_WHAT THE EXERCISE ASKS_. Reproduce the entries in full and exactly. Pictures stay out.

(Dataset rows describing interfaces)

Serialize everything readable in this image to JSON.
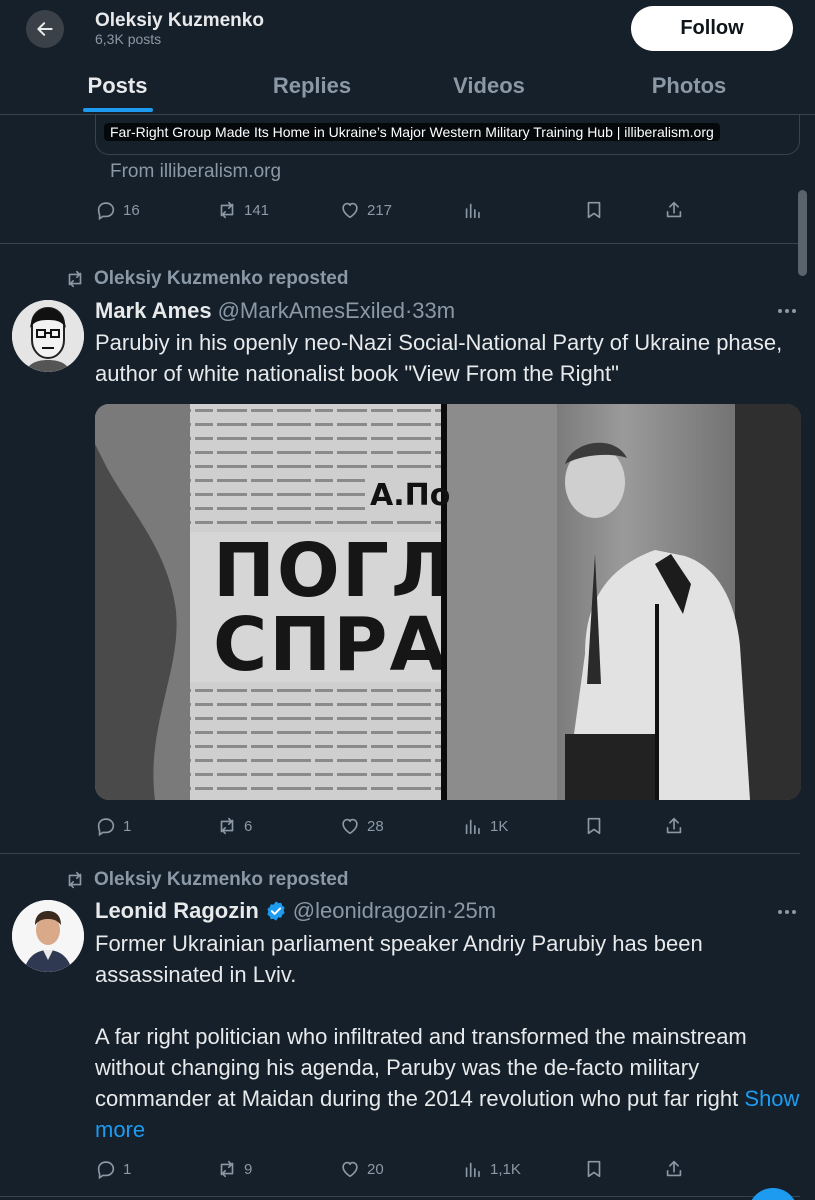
{
  "header": {
    "name": "Oleksiy Kuzmenko",
    "post_count": "6,3K posts",
    "follow_label": "Follow"
  },
  "tabs": [
    {
      "label": "Posts",
      "active": true
    },
    {
      "label": "Replies",
      "active": false
    },
    {
      "label": "Videos",
      "active": false
    },
    {
      "label": "Photos",
      "active": false
    }
  ],
  "top_post": {
    "link_caption": "Far-Right Group Made Its Home in Ukraine’s Major Western Military Training Hub | illiberalism.org",
    "link_from": "From illiberalism.org",
    "replies": "16",
    "reposts": "141",
    "likes": "217",
    "views": ""
  },
  "post1": {
    "repost_label": "Oleksiy Kuzmenko reposted",
    "author": "Mark Ames",
    "handle": "@MarkAmesExiled",
    "dot": "·",
    "time": "33m",
    "text": "Parubiy in his openly neo-Nazi Social-National Party of Ukraine phase, author of white nationalist book \"View From the Right\"",
    "image_text": {
      "author_initial": "А.По",
      "line1": "ПОГЛ",
      "line2": "СПРА"
    },
    "replies": "1",
    "reposts": "6",
    "likes": "28",
    "views": "1K"
  },
  "post2": {
    "repost_label": "Oleksiy Kuzmenko reposted",
    "author": "Leonid Ragozin",
    "handle": "@leonidragozin",
    "dot": "·",
    "time": "25m",
    "text_p1": "Former Ukrainian parliament speaker Andriy Parubiy has been assassinated in Lviv.",
    "text_p2": "A far right politician who infiltrated and transformed the mainstream without changing his agenda, Paruby was the de-facto military commander at Maidan during the 2014 revolution who put far right",
    "show_more": "Show more",
    "replies": "1",
    "reposts": "9",
    "likes": "20",
    "views": "1,1K"
  },
  "colors": {
    "background": "#15202b",
    "accent": "#1d9bf0",
    "muted": "#8b98a5",
    "border": "#38444d"
  },
  "icons": [
    "back-arrow-icon",
    "reply-icon",
    "repost-icon",
    "like-icon",
    "views-icon",
    "bookmark-icon",
    "share-icon",
    "more-icon",
    "verified-icon"
  ]
}
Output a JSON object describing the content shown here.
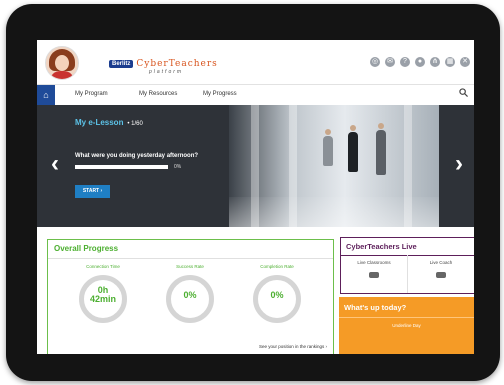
{
  "brand": {
    "logo": "Berlitz",
    "name": "CyberTeachers",
    "sub": "platform"
  },
  "header_icons": [
    "help-icon",
    "mail-icon",
    "question-icon",
    "user-icon",
    "share-icon",
    "calendar-icon",
    "close-icon"
  ],
  "nav": {
    "items": [
      "My Program",
      "My Resources",
      "My Progress"
    ]
  },
  "hero": {
    "lesson_label": "My e-Lesson",
    "lesson_count": "1/60",
    "question": "What were you doing yesterday afternoon?",
    "progress_text": "0%",
    "progress": 0,
    "start": "START"
  },
  "overall": {
    "title": "Overall Progress",
    "stats": [
      {
        "label": "Connection Time",
        "value_line1": "0h",
        "value_line2": "42min"
      },
      {
        "label": "Success Rate",
        "value": "0%"
      },
      {
        "label": "Completion Rate",
        "value": "0%"
      }
    ],
    "ranking_link": "See your position in the rankings"
  },
  "live": {
    "title": "CyberTeachers Live",
    "items": [
      "Live Classrooms",
      "Live Coach"
    ]
  },
  "today": {
    "title": "What's up today?",
    "sub": "Underline Day"
  }
}
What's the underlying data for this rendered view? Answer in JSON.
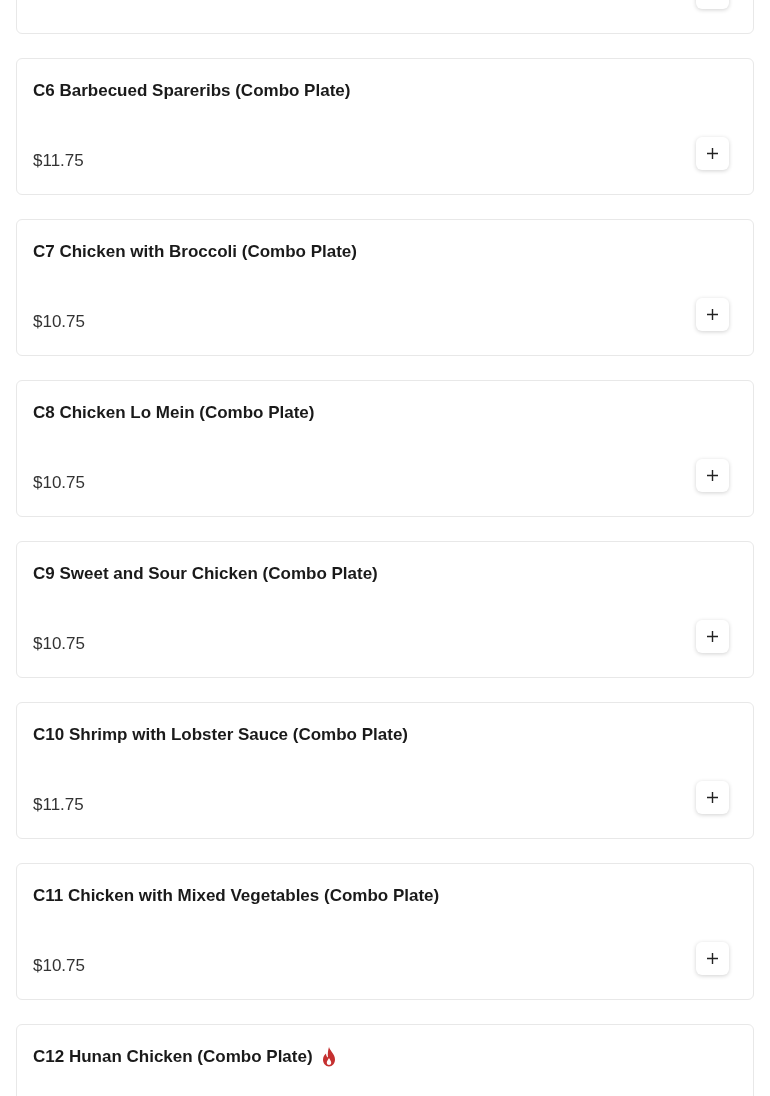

_SOLUTION TO THE EXERCISE_.
Serialize everything readable in this image to JSON.
{
  "header": {
    "name": "Oleksiy Kuzmenko",
    "post_count": "6,3K posts",
    "follow_label": "Follow"
  },
  "tabs": [
    {
      "label": "Posts",
      "active": true
    },
    {
      "label": "Replies",
      "active": false
    },
    {
      "label": "Videos",
      "active": false
    },
    {
      "label": "Photos",
      "active": false
    }
  ],
  "top_post": {
    "link_caption": "Far-Right Group Made Its Home in Ukraine’s Major Western Military Training Hub | illiberalism.org",
    "link_from": "From illiberalism.org",
    "replies": "16",
    "reposts": "141",
    "likes": "217",
    "views": ""
  },
  "post1": {
    "repost_label": "Oleksiy Kuzmenko reposted",
    "author": "Mark Ames",
    "handle": "@MarkAmesExiled",
    "dot": "·",
    "time": "33m",
    "text": "Parubiy in his openly neo-Nazi Social-National Party of Ukraine phase, author of white nationalist book \"View From the Right\"",
    "image_text": {
      "author_initial": "А.По",
      "line1": "ПОГЛ",
      "line2": "СПРА"
    },
    "replies": "1",
    "reposts": "6",
    "likes": "28",
    "views": "1K"
  },
  "post2": {
    "repost_label": "Oleksiy Kuzmenko reposted",
    "author": "Leonid Ragozin",
    "handle": "@leonidragozin",
    "dot": "·",
    "time": "25m",
    "text_p1": "Former Ukrainian parliament speaker Andriy Parubiy has been assassinated in Lviv.",
    "text_p2": "A far right politician who infiltrated and transformed the mainstream without changing his agenda, Paruby was the de-facto military commander at Maidan during the 2014 revolution who put far right",
    "show_more": "Show more",
    "replies": "1",
    "reposts": "9",
    "likes": "20",
    "views": "1,1K"
  },
  "colors": {
    "background": "#15202b",
    "accent": "#1d9bf0",
    "muted": "#8b98a5",
    "border": "#38444d"
  },
  "icons": [
    "back-arrow-icon",
    "reply-icon",
    "repost-icon",
    "like-icon",
    "views-icon",
    "bookmark-icon",
    "share-icon",
    "more-icon",
    "verified-icon"
  ]
}
Output a JSON object describing the content shown here.
{
  "brand": {
    "logo": "Berlitz",
    "name": "CyberTeachers",
    "sub": "platform"
  },
  "header_icons": [
    "help-icon",
    "mail-icon",
    "question-icon",
    "user-icon",
    "share-icon",
    "calendar-icon",
    "close-icon"
  ],
  "nav": {
    "items": [
      "My Program",
      "My Resources",
      "My Progress"
    ]
  },
  "hero": {
    "lesson_label": "My e-Lesson",
    "lesson_count": "1/60",
    "question": "What were you doing yesterday afternoon?",
    "progress_text": "0%",
    "progress": 0,
    "start": "START"
  },
  "overall": {
    "title": "Overall Progress",
    "stats": [
      {
        "label": "Connection Time",
        "value_line1": "0h",
        "value_line2": "42min"
      },
      {
        "label": "Success Rate",
        "value": "0%"
      },
      {
        "label": "Completion Rate",
        "value": "0%"
      }
    ],
    "ranking_link": "See your position in the rankings"
  },
  "live": {
    "title": "CyberTeachers Live",
    "items": [
      "Live Classrooms",
      "Live Coach"
    ]
  },
  "today": {
    "title": "What's up today?",
    "sub": "Underline Day"
  }
}
What's the underlying data for this rendered view? Answer in JSON.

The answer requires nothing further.